(Video On-Demand, January 2017) Anyone looking for a dark thriller should be pleased by The Girl on the Train, but I don’t think anyone will remember it six months later. The story of a damaged woman who is revealed to be embroiled in a complex web of obsession, abuse and guilt, this thriller has so much fun raising all sorts of false leads and dark portents that by the time the conclusion comes, it’s almost a linear let-down. Still, Emily Blunt brings a studied vulnerability to the lead character, and the film doesn’t settle for any easy hero/villain classification when even the protagonist suspects herself of being a murderer. Events get impressively twisted in the second half, with the gloomy cinematography not helping lift the sombre veil hovering over the film. Unfortunately, the pile-up of memory games and criss-crossed relationship eventually blurs into a gray fog—much like the blacked-out drunk heroine, it’s a challenge to explain the plot even a few days after seeing the film. For that reason, I expect that The Girl on the Train won’t have much of a long shelf life other than being an adequate watch-and-forget thriller. It could have been worse but, on the other hand, there’s no use trying to compare this with Gone Girl or other better thrillers of late.

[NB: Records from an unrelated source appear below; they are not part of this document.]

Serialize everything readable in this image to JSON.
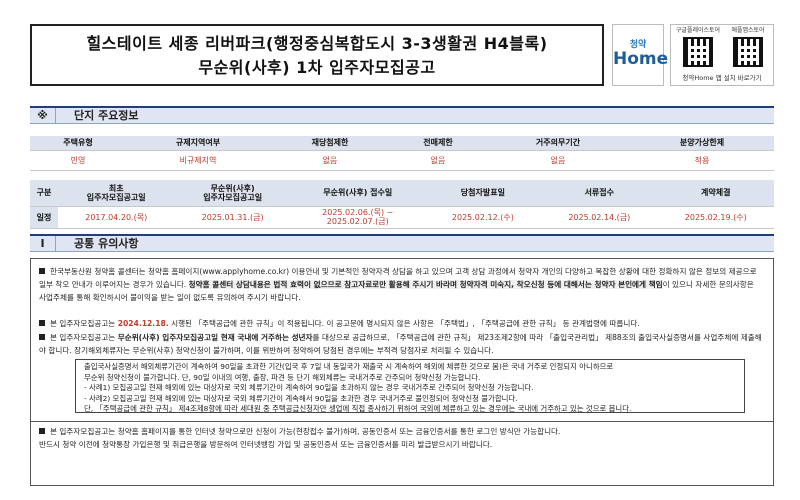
{
  "header": {
    "title_line1": "힐스테이트 세종 리버파크(행정중심복합도시 3-3생활권 H4블록)",
    "title_line2": "무순위(사후) 1차 입주자모집공고",
    "logo_top": "청약",
    "logo_main": "Home",
    "qr_left_label": "구글플레이스토어",
    "qr_right_label": "애플앱스토어",
    "qr_caption": "청약Home 앱 설치 바로가기"
  },
  "section1": {
    "mark": "※",
    "title": "단지 주요정보"
  },
  "info_table": {
    "headers": [
      "주택유형",
      "규제지역여부",
      "재당첨제한",
      "전매제한",
      "거주의무기간",
      "분양가상한제"
    ],
    "values": [
      "민영",
      "비규제지역",
      "없음",
      "없음",
      "없음",
      "적용"
    ]
  },
  "schedule_table": {
    "headers": [
      "구분",
      "최초\n입주자모집공고일",
      "무순위(사후)\n입주자모집공고일",
      "무순위(사후) 접수일",
      "당첨자발표일",
      "서류접수",
      "계약체결"
    ],
    "row_label": "일정",
    "values": [
      "2017.04.20.(목)",
      "2025.01.31.(금)",
      "2025.02.06.(목) ~\n2025.02.07.(금)",
      "2025.02.12.(수)",
      "2025.02.14.(금)",
      "2025.02.19.(수)"
    ]
  },
  "section2": {
    "mark": "I",
    "title": "공통 유의사항"
  },
  "notice": {
    "p1_a": "한국부동산원 청약홈 콜센터는 청약홈 홈페이지(www.applyhome.co.kr) 이용안내 및 기본적인 청약자격 상담을 하고 있으며 고객 상담 과정에서 청약자 개인의 다양하고 복잡한 상황에 대한 정확하지 않은 정보의 제공으로 일부 착오 안내가 이루어지는 경우가 있습니다.",
    "p1_b": "청약홈 콜센터 상담내용은 법적 효력이 없으므로 참고자료로만 활용해 주시기 바라며 청약자격 미숙지, 착오신청 등에 대해서는 청약자 본인에게 책임",
    "p1_c": "이 있으니 자세한 문의사항은 사업주체를 통해 확인하시어 불이익을 받는 일이 없도록 유의하여 주시기 바랍니다.",
    "p2_a": "본 입주자모집공고는",
    "p2_date": "2024.12.18.",
    "p2_b": "시행된 「주택공급에 관한 규칙」이 적용됩니다. 이 공고문에 명시되지 않은 사항은 「주택법」, 「주택공급에 관한 규칙」 등 관계법령에 따릅니다.",
    "p3_a": "본 입주자모집공고는",
    "p3_b": "무순위(사후) 입주자모집공고일 현재 국내에 거주하는 성년자",
    "p3_c": "를 대상으로 공급하므로, 「주택공급에 관한 규칙」 제23조제2항에 따라 「출입국관리법」 제88조의 출입국사실증명서를 사업주체에 제출해야 합니다. 장기해외체류자는 무순위(사후) 청약신청이 불가하며, 이를 위반하여 청약하여 당첨된 경우에는 부적격 당첨자로 처리될 수 있습니다.",
    "box_lines": [
      "출입국사실증명서 해외체류기간이 계속하여 90일을 초과한 기간(입국 후 7일 내 동일국가 재출국 시 계속하여 해외에 체류한 것으로 봄)은 국내 거주로 인정되지 아니하므로",
      "무순위 청약신청이 불가합니다. 단, 90일 이내의 여행, 출장, 파견 등 단기 해외체류는 국내거주로 간주되어 청약신청 가능합니다.",
      "- 사례1) 모집공고일 현재 해외에 있는 대상자로 국외 체류기간이 계속하여 90일을 초과하지 않는 경우 국내거주로 간주되어 청약신청 가능합니다.",
      "- 사례2) 모집공고일 현재 해외에 있는 대상자로 국외 체류기간이 계속해서 90일을 초과한 경우 국내거주로 불인정되어 청약신청 불가합니다.",
      "단, 「주택공급에 관한 규칙」 제4조제8항에 따라 세대원 중 주택공급신청자만 생업에 직접 종사하기 위하여 국외에 체류하고 있는 경우에는 국내에 거주하고 있는 것으로 봅니다."
    ],
    "p4": "본 입주자모집공고는 청약홈 홈페이지를 통한 인터넷 청약으로만 신청이 가능(현장접수 불가)하며, 공동인증서 또는 금융인증서를 통한 로그인 방식만 가능합니다.",
    "p4_b": "반드시 청약 이전에 청약통장 가입은행 및 취급은행을 방문하여 인터넷뱅킹 가입 및 공동인증서 또는 금융인증서를 미리 발급받으시기 바랍니다."
  },
  "colors": {
    "accent": "#1f3f7a",
    "highlight": "#c0392b",
    "header_bg": "#dde3ee"
  }
}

(On Cable TV, January 2017) For such an underwhelming horror movie, White Noise does have the distinction of an unnerving trailer—a trailer so good, in fact, that it managed to make me seek out the film even twelve years later. This being said, let’s be honest: Critics savaged this film upon release, and time hasn’t been kind to it since then. For all of the energy and sincerity that Michael Keaton can bring to a character fascinated by supernatural electromagnetic phenomena, White Noise has a far better premise than what it can limply show on-screen. Far too often settling into familiar horror clichés, this is a film with few surprises in store, starting with the tired “communicating with the dead brings back evil spirits”. The mythology of the film is muddled, and there’s a far too arbitrary nature to the script as it manipulates its protagonist toward a specific third act. From a promising beginning, White Noise gradually loses its effectiveness to the point when its tragic ending only elicits a shrug. Too bad—but the trailer (which doesn’t feature much footage from the movie) still has a kick to it.